CP&DR Coverage: New Wrinkle in CEQA Exemptions
The age-old question under the California Environmental Quality Act: When is a government action exempt under CEQA? The question is still evolving, as a recent unpublished appellate court ruling involving Los Angeles-controlled water in Mono County shows. The Los Angeles Department of Water & Power has controlled water in Mono County for more than a century and during that time has been engaged in more than a few battles with both local officials and environmentalists over how much water to ship to L.A. and what environmental mitigation should be required. The latest involves a set of leases on 6,100 acres of land owned by DWP in Mono County which were approved in 2010. A trial judge sided with the Sierra Club and Mono County, but the First District Court of Appeal overturned the decision.

Quick Hits & Updates
A judge has blocked Riverside's proposed Magnolia Flats residential and retail center after owners of a nearby supermarket sued, arguing that it would be impossible for delivery trucks and customers to properly access the parking lot. The developer has appealed the injunction and plans to move forward with constructing 450 housing units and a 9,000 square-foot retail center.

The Redlands City Council unanimously approved a moratorium on new warehouses, joining the other Inland cities of Chino, Colton, Riverside, and Jurupa Valley. In the meantime, city staff members will review the impacts of existing facilities to plan for future guidelines.

The Culver City Council has voted, 3-2, to abolish parking minimums after reviewing a survey on citywide off-street parking. However, minimums will remain until the zoning code is amended later this year.

A California federal judge has reversed Trump-era restrictions to the Endangered Species Act, siding with several environmental groups and restoring protections for hundreds of wildlife species facing development and climate danger.

California voters will decide the fate of an initiative to raise $100 billion over 20 years to reduce air pollution on the November ballot. The Clean Cars and Clean Air Act, which received over one million signatures, would tax income over $2 million to fund a transition to electric cars and efforts to reduce wildfire risk.
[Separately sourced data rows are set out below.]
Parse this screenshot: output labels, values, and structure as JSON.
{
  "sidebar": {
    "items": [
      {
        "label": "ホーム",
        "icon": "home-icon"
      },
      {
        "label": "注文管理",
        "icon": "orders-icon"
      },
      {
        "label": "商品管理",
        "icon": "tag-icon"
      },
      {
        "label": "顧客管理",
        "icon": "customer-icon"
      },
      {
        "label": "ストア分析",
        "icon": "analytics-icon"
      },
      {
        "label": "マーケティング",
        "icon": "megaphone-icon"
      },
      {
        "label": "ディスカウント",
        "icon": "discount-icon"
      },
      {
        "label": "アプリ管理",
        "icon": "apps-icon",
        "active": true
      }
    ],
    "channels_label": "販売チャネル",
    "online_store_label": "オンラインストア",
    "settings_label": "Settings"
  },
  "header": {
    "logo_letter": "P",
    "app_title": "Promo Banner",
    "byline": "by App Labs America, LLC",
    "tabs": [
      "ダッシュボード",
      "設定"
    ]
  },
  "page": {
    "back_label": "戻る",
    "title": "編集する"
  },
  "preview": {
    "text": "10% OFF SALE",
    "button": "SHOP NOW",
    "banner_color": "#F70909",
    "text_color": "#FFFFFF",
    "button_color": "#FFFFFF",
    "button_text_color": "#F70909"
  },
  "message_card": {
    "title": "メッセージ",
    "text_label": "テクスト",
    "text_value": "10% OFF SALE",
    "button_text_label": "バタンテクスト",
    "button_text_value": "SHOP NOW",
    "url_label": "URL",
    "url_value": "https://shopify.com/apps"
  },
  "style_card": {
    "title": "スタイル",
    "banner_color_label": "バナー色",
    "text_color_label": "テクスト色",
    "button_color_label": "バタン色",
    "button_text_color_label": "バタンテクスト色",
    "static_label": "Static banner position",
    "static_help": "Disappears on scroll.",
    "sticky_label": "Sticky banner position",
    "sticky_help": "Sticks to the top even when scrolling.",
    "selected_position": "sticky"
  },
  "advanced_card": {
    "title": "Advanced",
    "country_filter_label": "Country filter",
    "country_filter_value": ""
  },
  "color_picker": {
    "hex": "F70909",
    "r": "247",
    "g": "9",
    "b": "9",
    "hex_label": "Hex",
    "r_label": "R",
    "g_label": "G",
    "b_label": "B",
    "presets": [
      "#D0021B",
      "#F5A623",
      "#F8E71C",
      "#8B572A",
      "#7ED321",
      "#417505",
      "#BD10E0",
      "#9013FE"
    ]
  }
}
Los Angeles Metro is pursuing a plan to reduce gentrification near its new train stations: land-banking. The process involves working with the county to purchase land early in the planning process and then selling it to affordable housing developers in order to increase housing accessibility near transit.

The City of Palm Desert has offered city property to the Coachella Valley Housing Coalition at no cost to construct 14 multifamily units as part of the Palm Desert Merle Street Urban Self Help Program. Officials plan for the program to give low-income households an opportunity to become homeowners.

Santa Barbara officials are considering an ordinance that would restrict applications to build new hotels until the housing element is updated to ensure affordable housing construction, especially for service workers. As a result, 21 existing hotel proposals would not move forward in order to limit the rise in vacation rentals and value of land zoned for housing.

San Francisco residents will be some of the first to see ride-hailing, robot-operated Chevy Bolt EVs after the state Public Utilities Commission approved a permit for driverless vehicle maker Cruise. As more vehicles appear on the streets, Cruise is expected to publish an app for residents to request a robotaxi ride.

Los Angeles County will join a new agency established to facilitate the planning, development, and construction of the High Desert Multipurpose Corridor project after the Board of Supervisors approved the motion by Supervisor Kathryn Barger. The 54-mile project is part of a larger initiative to connect Los Angeles to Las Vegas.